§ To do: Copy the data exactly; pictures stay out of the copy.

Segment Start: Data shown

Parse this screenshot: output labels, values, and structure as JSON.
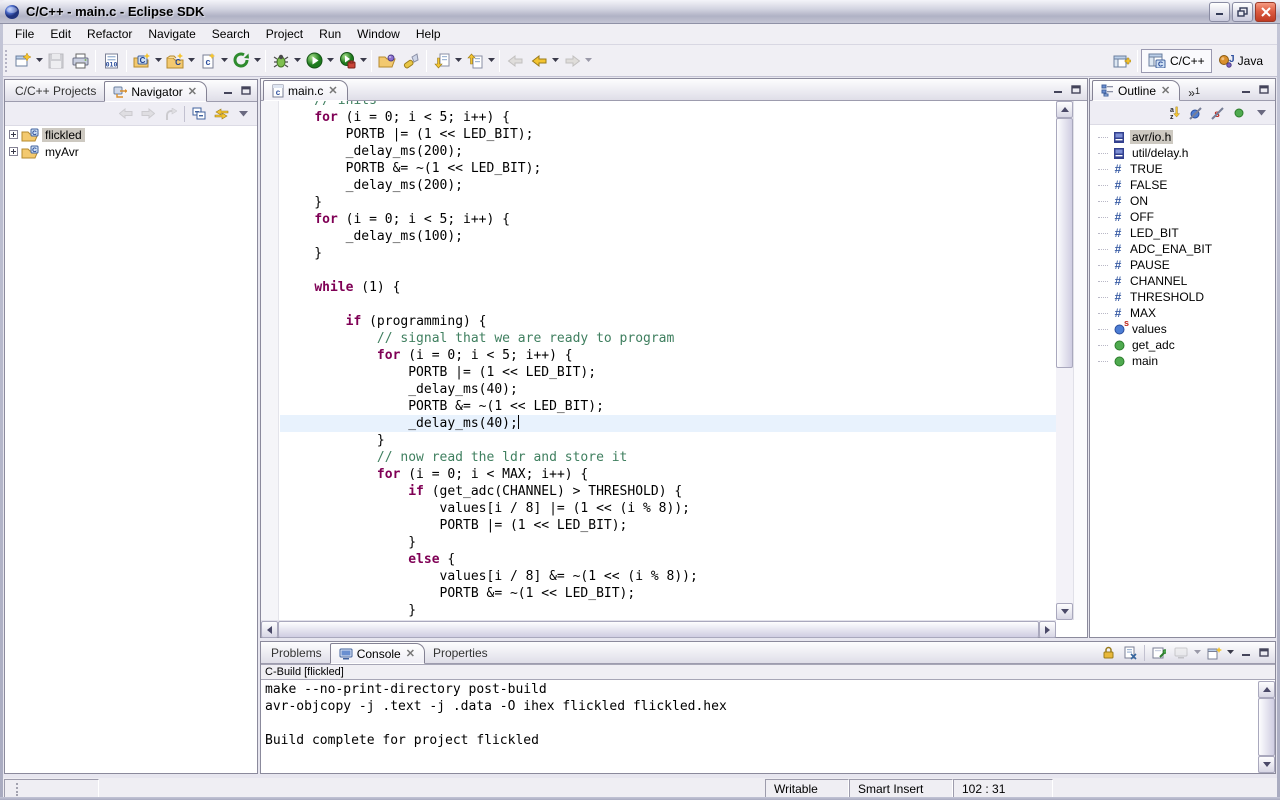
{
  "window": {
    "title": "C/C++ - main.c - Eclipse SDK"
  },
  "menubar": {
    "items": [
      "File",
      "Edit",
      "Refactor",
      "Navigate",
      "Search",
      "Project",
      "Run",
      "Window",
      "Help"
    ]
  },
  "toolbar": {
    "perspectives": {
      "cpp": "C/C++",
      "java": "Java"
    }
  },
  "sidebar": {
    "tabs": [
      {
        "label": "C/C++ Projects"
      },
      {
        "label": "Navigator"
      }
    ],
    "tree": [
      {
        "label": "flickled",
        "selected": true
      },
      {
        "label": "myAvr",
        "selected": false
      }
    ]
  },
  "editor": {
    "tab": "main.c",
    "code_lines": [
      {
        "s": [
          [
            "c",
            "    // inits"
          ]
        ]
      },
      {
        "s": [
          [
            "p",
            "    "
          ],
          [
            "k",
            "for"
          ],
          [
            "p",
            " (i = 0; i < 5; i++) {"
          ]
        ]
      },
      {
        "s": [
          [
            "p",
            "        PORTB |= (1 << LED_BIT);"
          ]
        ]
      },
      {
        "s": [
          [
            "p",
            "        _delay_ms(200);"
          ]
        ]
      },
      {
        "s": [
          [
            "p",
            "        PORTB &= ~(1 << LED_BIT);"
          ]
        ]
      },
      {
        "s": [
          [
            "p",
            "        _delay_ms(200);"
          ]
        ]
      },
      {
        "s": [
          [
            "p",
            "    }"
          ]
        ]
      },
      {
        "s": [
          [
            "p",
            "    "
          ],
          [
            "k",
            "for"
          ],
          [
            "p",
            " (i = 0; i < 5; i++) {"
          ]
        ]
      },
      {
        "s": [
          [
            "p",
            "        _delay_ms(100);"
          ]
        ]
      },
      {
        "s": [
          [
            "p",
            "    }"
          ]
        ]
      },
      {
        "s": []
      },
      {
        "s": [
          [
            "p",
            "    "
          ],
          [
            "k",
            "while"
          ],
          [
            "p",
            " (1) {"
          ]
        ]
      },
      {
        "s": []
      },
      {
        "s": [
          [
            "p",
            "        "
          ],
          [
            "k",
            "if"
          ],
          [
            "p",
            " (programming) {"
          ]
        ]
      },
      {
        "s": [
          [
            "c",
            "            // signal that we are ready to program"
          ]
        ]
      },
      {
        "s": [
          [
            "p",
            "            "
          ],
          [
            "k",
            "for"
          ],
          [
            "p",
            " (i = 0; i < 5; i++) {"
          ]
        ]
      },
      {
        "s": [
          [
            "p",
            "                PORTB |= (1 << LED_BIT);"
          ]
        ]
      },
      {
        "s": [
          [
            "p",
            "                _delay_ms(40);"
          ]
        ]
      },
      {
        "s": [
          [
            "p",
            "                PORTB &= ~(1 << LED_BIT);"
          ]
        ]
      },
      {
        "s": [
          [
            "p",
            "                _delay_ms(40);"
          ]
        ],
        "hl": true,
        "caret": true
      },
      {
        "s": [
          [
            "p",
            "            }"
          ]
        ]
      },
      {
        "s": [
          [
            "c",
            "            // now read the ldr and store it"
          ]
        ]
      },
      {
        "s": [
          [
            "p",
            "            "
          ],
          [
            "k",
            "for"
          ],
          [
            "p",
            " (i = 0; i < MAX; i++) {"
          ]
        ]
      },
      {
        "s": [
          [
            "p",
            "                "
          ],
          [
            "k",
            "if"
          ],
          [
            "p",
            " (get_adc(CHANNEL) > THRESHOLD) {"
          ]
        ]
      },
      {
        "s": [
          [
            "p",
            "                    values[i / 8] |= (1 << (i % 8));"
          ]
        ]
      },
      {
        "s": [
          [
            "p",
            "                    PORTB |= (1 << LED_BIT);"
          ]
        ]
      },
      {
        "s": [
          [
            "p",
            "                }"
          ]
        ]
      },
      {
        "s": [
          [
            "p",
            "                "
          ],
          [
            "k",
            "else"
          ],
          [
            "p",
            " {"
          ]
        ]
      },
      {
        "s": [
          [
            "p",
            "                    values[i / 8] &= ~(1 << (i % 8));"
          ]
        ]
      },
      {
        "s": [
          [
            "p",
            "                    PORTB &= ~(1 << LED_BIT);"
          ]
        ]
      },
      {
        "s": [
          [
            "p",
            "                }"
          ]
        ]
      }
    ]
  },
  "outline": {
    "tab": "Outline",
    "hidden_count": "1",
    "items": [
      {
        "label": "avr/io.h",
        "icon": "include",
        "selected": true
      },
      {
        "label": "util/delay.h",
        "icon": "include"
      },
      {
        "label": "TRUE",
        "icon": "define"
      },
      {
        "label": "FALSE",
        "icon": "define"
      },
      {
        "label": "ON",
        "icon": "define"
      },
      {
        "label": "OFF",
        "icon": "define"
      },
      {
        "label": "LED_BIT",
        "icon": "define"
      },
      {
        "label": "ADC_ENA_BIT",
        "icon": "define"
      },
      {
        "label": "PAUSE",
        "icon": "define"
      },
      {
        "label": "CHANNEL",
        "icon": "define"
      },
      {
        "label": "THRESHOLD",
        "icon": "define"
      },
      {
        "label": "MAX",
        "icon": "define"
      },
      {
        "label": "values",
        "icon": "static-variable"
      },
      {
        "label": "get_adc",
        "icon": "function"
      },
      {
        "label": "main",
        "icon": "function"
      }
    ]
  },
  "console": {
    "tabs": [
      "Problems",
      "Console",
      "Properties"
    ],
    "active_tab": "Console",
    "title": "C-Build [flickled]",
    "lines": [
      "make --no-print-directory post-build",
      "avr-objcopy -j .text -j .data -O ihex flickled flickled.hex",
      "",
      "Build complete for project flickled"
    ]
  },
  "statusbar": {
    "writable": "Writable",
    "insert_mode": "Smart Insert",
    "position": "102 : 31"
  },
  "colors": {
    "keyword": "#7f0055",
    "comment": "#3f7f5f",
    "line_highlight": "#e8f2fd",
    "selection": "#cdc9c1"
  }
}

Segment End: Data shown

§ Exercise response:
Parse this screenshot: output labels, values, and structure as JSON.
{
  "window": {
    "title": "C/C++ - main.c - Eclipse SDK"
  },
  "menubar": {
    "items": [
      "File",
      "Edit",
      "Refactor",
      "Navigate",
      "Search",
      "Project",
      "Run",
      "Window",
      "Help"
    ]
  },
  "toolbar": {
    "perspectives": {
      "cpp": "C/C++",
      "java": "Java"
    }
  },
  "sidebar": {
    "tabs": [
      {
        "label": "C/C++ Projects"
      },
      {
        "label": "Navigator"
      }
    ],
    "tree": [
      {
        "label": "flickled",
        "selected": true
      },
      {
        "label": "myAvr",
        "selected": false
      }
    ]
  },
  "editor": {
    "tab": "main.c",
    "code_lines": [
      {
        "s": [
          [
            "c",
            "    // inits"
          ]
        ]
      },
      {
        "s": [
          [
            "p",
            "    "
          ],
          [
            "k",
            "for"
          ],
          [
            "p",
            " (i = 0; i < 5; i++) {"
          ]
        ]
      },
      {
        "s": [
          [
            "p",
            "        PORTB |= (1 << LED_BIT);"
          ]
        ]
      },
      {
        "s": [
          [
            "p",
            "        _delay_ms(200);"
          ]
        ]
      },
      {
        "s": [
          [
            "p",
            "        PORTB &= ~(1 << LED_BIT);"
          ]
        ]
      },
      {
        "s": [
          [
            "p",
            "        _delay_ms(200);"
          ]
        ]
      },
      {
        "s": [
          [
            "p",
            "    }"
          ]
        ]
      },
      {
        "s": [
          [
            "p",
            "    "
          ],
          [
            "k",
            "for"
          ],
          [
            "p",
            " (i = 0; i < 5; i++) {"
          ]
        ]
      },
      {
        "s": [
          [
            "p",
            "        _delay_ms(100);"
          ]
        ]
      },
      {
        "s": [
          [
            "p",
            "    }"
          ]
        ]
      },
      {
        "s": []
      },
      {
        "s": [
          [
            "p",
            "    "
          ],
          [
            "k",
            "while"
          ],
          [
            "p",
            " (1) {"
          ]
        ]
      },
      {
        "s": []
      },
      {
        "s": [
          [
            "p",
            "        "
          ],
          [
            "k",
            "if"
          ],
          [
            "p",
            " (programming) {"
          ]
        ]
      },
      {
        "s": [
          [
            "c",
            "            // signal that we are ready to program"
          ]
        ]
      },
      {
        "s": [
          [
            "p",
            "            "
          ],
          [
            "k",
            "for"
          ],
          [
            "p",
            " (i = 0; i < 5; i++) {"
          ]
        ]
      },
      {
        "s": [
          [
            "p",
            "                PORTB |= (1 << LED_BIT);"
          ]
        ]
      },
      {
        "s": [
          [
            "p",
            "                _delay_ms(40);"
          ]
        ]
      },
      {
        "s": [
          [
            "p",
            "                PORTB &= ~(1 << LED_BIT);"
          ]
        ]
      },
      {
        "s": [
          [
            "p",
            "                _delay_ms(40);"
          ]
        ],
        "hl": true,
        "caret": true
      },
      {
        "s": [
          [
            "p",
            "            }"
          ]
        ]
      },
      {
        "s": [
          [
            "c",
            "            // now read the ldr and store it"
          ]
        ]
      },
      {
        "s": [
          [
            "p",
            "            "
          ],
          [
            "k",
            "for"
          ],
          [
            "p",
            " (i = 0; i < MAX; i++) {"
          ]
        ]
      },
      {
        "s": [
          [
            "p",
            "                "
          ],
          [
            "k",
            "if"
          ],
          [
            "p",
            " (get_adc(CHANNEL) > THRESHOLD) {"
          ]
        ]
      },
      {
        "s": [
          [
            "p",
            "                    values[i / 8] |= (1 << (i % 8));"
          ]
        ]
      },
      {
        "s": [
          [
            "p",
            "                    PORTB |= (1 << LED_BIT);"
          ]
        ]
      },
      {
        "s": [
          [
            "p",
            "                }"
          ]
        ]
      },
      {
        "s": [
          [
            "p",
            "                "
          ],
          [
            "k",
            "else"
          ],
          [
            "p",
            " {"
          ]
        ]
      },
      {
        "s": [
          [
            "p",
            "                    values[i / 8] &= ~(1 << (i % 8));"
          ]
        ]
      },
      {
        "s": [
          [
            "p",
            "                    PORTB &= ~(1 << LED_BIT);"
          ]
        ]
      },
      {
        "s": [
          [
            "p",
            "                }"
          ]
        ]
      }
    ]
  },
  "outline": {
    "tab": "Outline",
    "hidden_count": "1",
    "items": [
      {
        "label": "avr/io.h",
        "icon": "include",
        "selected": true
      },
      {
        "label": "util/delay.h",
        "icon": "include"
      },
      {
        "label": "TRUE",
        "icon": "define"
      },
      {
        "label": "FALSE",
        "icon": "define"
      },
      {
        "label": "ON",
        "icon": "define"
      },
      {
        "label": "OFF",
        "icon": "define"
      },
      {
        "label": "LED_BIT",
        "icon": "define"
      },
      {
        "label": "ADC_ENA_BIT",
        "icon": "define"
      },
      {
        "label": "PAUSE",
        "icon": "define"
      },
      {
        "label": "CHANNEL",
        "icon": "define"
      },
      {
        "label": "THRESHOLD",
        "icon": "define"
      },
      {
        "label": "MAX",
        "icon": "define"
      },
      {
        "label": "values",
        "icon": "static-variable"
      },
      {
        "label": "get_adc",
        "icon": "function"
      },
      {
        "label": "main",
        "icon": "function"
      }
    ]
  },
  "console": {
    "tabs": [
      "Problems",
      "Console",
      "Properties"
    ],
    "active_tab": "Console",
    "title": "C-Build [flickled]",
    "lines": [
      "make --no-print-directory post-build",
      "avr-objcopy -j .text -j .data -O ihex flickled flickled.hex",
      "",
      "Build complete for project flickled"
    ]
  },
  "statusbar": {
    "writable": "Writable",
    "insert_mode": "Smart Insert",
    "position": "102 : 31"
  },
  "colors": {
    "keyword": "#7f0055",
    "comment": "#3f7f5f",
    "line_highlight": "#e8f2fd",
    "selection": "#cdc9c1"
  }
}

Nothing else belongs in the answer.